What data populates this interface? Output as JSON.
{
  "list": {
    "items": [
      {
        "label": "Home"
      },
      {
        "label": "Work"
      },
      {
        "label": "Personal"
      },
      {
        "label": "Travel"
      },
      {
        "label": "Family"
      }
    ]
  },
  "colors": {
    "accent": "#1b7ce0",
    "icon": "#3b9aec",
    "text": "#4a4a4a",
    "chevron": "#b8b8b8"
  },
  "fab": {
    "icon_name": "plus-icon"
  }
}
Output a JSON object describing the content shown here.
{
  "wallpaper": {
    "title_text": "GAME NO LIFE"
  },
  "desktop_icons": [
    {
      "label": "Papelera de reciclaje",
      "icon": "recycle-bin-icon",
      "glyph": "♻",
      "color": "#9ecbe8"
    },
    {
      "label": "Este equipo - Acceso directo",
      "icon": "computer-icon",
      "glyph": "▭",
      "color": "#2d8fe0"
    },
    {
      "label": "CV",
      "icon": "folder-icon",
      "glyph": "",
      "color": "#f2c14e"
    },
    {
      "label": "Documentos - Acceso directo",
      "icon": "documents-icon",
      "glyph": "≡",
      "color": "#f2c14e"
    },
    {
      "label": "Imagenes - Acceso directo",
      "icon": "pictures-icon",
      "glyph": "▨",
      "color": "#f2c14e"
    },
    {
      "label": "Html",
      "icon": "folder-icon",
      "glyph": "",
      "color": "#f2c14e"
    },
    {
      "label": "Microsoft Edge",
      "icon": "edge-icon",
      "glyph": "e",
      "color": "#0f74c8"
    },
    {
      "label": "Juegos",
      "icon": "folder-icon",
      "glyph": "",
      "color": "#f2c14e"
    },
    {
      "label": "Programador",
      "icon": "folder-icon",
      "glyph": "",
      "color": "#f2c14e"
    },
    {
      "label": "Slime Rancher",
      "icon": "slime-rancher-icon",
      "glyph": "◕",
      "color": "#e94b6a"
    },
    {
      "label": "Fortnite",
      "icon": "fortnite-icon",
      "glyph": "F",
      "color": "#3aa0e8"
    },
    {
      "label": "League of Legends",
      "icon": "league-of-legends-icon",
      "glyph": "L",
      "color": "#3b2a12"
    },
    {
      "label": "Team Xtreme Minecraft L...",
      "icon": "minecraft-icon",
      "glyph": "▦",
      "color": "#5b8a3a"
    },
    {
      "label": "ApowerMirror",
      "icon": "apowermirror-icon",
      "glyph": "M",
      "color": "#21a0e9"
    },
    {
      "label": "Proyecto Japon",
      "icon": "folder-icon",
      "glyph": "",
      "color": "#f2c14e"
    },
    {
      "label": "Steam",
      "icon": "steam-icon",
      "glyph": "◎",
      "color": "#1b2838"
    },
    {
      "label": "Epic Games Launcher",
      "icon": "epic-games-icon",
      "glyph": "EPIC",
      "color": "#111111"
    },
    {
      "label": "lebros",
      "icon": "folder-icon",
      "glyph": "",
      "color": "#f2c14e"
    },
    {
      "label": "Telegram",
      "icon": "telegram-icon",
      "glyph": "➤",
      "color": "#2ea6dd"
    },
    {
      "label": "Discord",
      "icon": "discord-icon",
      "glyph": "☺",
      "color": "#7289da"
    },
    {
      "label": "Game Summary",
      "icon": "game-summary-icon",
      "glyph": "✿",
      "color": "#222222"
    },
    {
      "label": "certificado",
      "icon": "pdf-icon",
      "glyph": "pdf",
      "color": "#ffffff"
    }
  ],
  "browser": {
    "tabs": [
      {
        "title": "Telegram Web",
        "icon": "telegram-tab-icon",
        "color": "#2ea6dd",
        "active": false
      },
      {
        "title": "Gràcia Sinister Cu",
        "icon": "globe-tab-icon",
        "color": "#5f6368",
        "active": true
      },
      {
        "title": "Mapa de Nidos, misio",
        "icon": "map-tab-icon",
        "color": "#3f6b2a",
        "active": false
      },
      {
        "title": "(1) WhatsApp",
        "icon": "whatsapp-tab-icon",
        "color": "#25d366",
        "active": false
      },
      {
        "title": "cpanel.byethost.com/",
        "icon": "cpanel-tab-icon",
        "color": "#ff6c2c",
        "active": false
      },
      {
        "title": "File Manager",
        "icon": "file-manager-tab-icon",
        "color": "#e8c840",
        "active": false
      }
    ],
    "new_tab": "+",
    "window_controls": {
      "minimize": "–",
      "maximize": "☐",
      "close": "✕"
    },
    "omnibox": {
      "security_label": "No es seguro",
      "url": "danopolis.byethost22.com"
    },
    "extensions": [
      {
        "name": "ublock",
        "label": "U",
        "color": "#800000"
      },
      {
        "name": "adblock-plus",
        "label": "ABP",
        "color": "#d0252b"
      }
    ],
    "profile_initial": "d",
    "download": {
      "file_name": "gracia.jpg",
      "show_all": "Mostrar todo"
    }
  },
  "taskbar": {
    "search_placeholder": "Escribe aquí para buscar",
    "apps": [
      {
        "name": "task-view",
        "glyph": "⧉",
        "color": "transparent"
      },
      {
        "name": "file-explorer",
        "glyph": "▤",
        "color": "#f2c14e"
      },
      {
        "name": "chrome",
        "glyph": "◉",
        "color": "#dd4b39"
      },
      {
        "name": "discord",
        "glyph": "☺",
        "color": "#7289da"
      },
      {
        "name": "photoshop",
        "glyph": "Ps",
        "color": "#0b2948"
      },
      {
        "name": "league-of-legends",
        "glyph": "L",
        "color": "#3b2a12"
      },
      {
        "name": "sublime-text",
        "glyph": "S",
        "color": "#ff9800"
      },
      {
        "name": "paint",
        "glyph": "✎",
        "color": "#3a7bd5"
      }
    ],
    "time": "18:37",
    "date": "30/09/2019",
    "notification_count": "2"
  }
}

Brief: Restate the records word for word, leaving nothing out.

Response below:
What data populates this interface? Output as JSON.
{
  "list": {
    "items": [
      {
        "label": "Home"
      },
      {
        "label": "Work"
      },
      {
        "label": "Personal"
      },
      {
        "label": "Travel"
      },
      {
        "label": "Family"
      }
    ]
  },
  "colors": {
    "accent": "#1b7ce0",
    "icon": "#3b9aec",
    "text": "#4a4a4a",
    "chevron": "#b8b8b8"
  },
  "fab": {
    "icon_name": "plus-icon"
  }
}
Output a JSON object describing the content shown here.
{
  "wallpaper": {
    "title_text": "GAME NO LIFE"
  },
  "desktop_icons": [
    {
      "label": "Papelera de reciclaje",
      "icon": "recycle-bin-icon",
      "glyph": "♻",
      "color": "#9ecbe8"
    },
    {
      "label": "Este equipo - Acceso directo",
      "icon": "computer-icon",
      "glyph": "▭",
      "color": "#2d8fe0"
    },
    {
      "label": "CV",
      "icon": "folder-icon",
      "glyph": "",
      "color": "#f2c14e"
    },
    {
      "label": "Documentos - Acceso directo",
      "icon": "documents-icon",
      "glyph": "≡",
      "color": "#f2c14e"
    },
    {
      "label": "Imagenes - Acceso directo",
      "icon": "pictures-icon",
      "glyph": "▨",
      "color": "#f2c14e"
    },
    {
      "label": "Html",
      "icon": "folder-icon",
      "glyph": "",
      "color": "#f2c14e"
    },
    {
      "label": "Microsoft Edge",
      "icon": "edge-icon",
      "glyph": "e",
      "color": "#0f74c8"
    },
    {
      "label": "Juegos",
      "icon": "folder-icon",
      "glyph": "",
      "color": "#f2c14e"
    },
    {
      "label": "Programador",
      "icon": "folder-icon",
      "glyph": "",
      "color": "#f2c14e"
    },
    {
      "label": "Slime Rancher",
      "icon": "slime-rancher-icon",
      "glyph": "◕",
      "color": "#e94b6a"
    },
    {
      "label": "Fortnite",
      "icon": "fortnite-icon",
      "glyph": "F",
      "color": "#3aa0e8"
    },
    {
      "label": "League of Legends",
      "icon": "league-of-legends-icon",
      "glyph": "L",
      "color": "#3b2a12"
    },
    {
      "label": "Team Xtreme Minecraft L...",
      "icon": "minecraft-icon",
      "glyph": "▦",
      "color": "#5b8a3a"
    },
    {
      "label": "ApowerMirror",
      "icon": "apowermirror-icon",
      "glyph": "M",
      "color": "#21a0e9"
    },
    {
      "label": "Proyecto Japon",
      "icon": "folder-icon",
      "glyph": "",
      "color": "#f2c14e"
    },
    {
      "label": "Steam",
      "icon": "steam-icon",
      "glyph": "◎",
      "color": "#1b2838"
    },
    {
      "label": "Epic Games Launcher",
      "icon": "epic-games-icon",
      "glyph": "EPIC",
      "color": "#111111"
    },
    {
      "label": "lebros",
      "icon": "folder-icon",
      "glyph": "",
      "color": "#f2c14e"
    },
    {
      "label": "Telegram",
      "icon": "telegram-icon",
      "glyph": "➤",
      "color": "#2ea6dd"
    },
    {
      "label": "Discord",
      "icon": "discord-icon",
      "glyph": "☺",
      "color": "#7289da"
    },
    {
      "label": "Game Summary",
      "icon": "game-summary-icon",
      "glyph": "✿",
      "color": "#222222"
    },
    {
      "label": "certificado",
      "icon": "pdf-icon",
      "glyph": "pdf",
      "color": "#ffffff"
    }
  ],
  "browser": {
    "tabs": [
      {
        "title": "Telegram Web",
        "icon": "telegram-tab-icon",
        "color": "#2ea6dd",
        "active": false
      },
      {
        "title": "Gràcia Sinister Cu",
        "icon": "globe-tab-icon",
        "color": "#5f6368",
        "active": true
      },
      {
        "title": "Mapa de Nidos, misio",
        "icon": "map-tab-icon",
        "color": "#3f6b2a",
        "active": false
      },
      {
        "title": "(1) WhatsApp",
        "icon": "whatsapp-tab-icon",
        "color": "#25d366",
        "active": false
      },
      {
        "title": "cpanel.byethost.com/",
        "icon": "cpanel-tab-icon",
        "color": "#ff6c2c",
        "active": false
      },
      {
        "title": "File Manager",
        "icon": "file-manager-tab-icon",
        "color": "#e8c840",
        "active": false
      }
    ],
    "new_tab": "+",
    "window_controls": {
      "minimize": "–",
      "maximize": "☐",
      "close": "✕"
    },
    "omnibox": {
      "security_label": "No es seguro",
      "url": "danopolis.byethost22.com"
    },
    "extensions": [
      {
        "name": "ublock",
        "label": "U",
        "color": "#800000"
      },
      {
        "name": "adblock-plus",
        "label": "ABP",
        "color": "#d0252b"
      }
    ],
    "profile_initial": "d",
    "download": {
      "file_name": "gracia.jpg",
      "show_all": "Mostrar todo"
    }
  },
  "taskbar": {
    "search_placeholder": "Escribe aquí para buscar",
    "apps": [
      {
        "name": "task-view",
        "glyph": "⧉",
        "color": "transparent"
      },
      {
        "name": "file-explorer",
        "glyph": "▤",
        "color": "#f2c14e"
      },
      {
        "name": "chrome",
        "glyph": "◉",
        "color": "#dd4b39"
      },
      {
        "name": "discord",
        "glyph": "☺",
        "color": "#7289da"
      },
      {
        "name": "photoshop",
        "glyph": "Ps",
        "color": "#0b2948"
      },
      {
        "name": "league-of-legends",
        "glyph": "L",
        "color": "#3b2a12"
      },
      {
        "name": "sublime-text",
        "glyph": "S",
        "color": "#ff9800"
      },
      {
        "name": "paint",
        "glyph": "✎",
        "color": "#3a7bd5"
      }
    ],
    "time": "18:37",
    "date": "30/09/2019",
    "notification_count": "2"
  }
}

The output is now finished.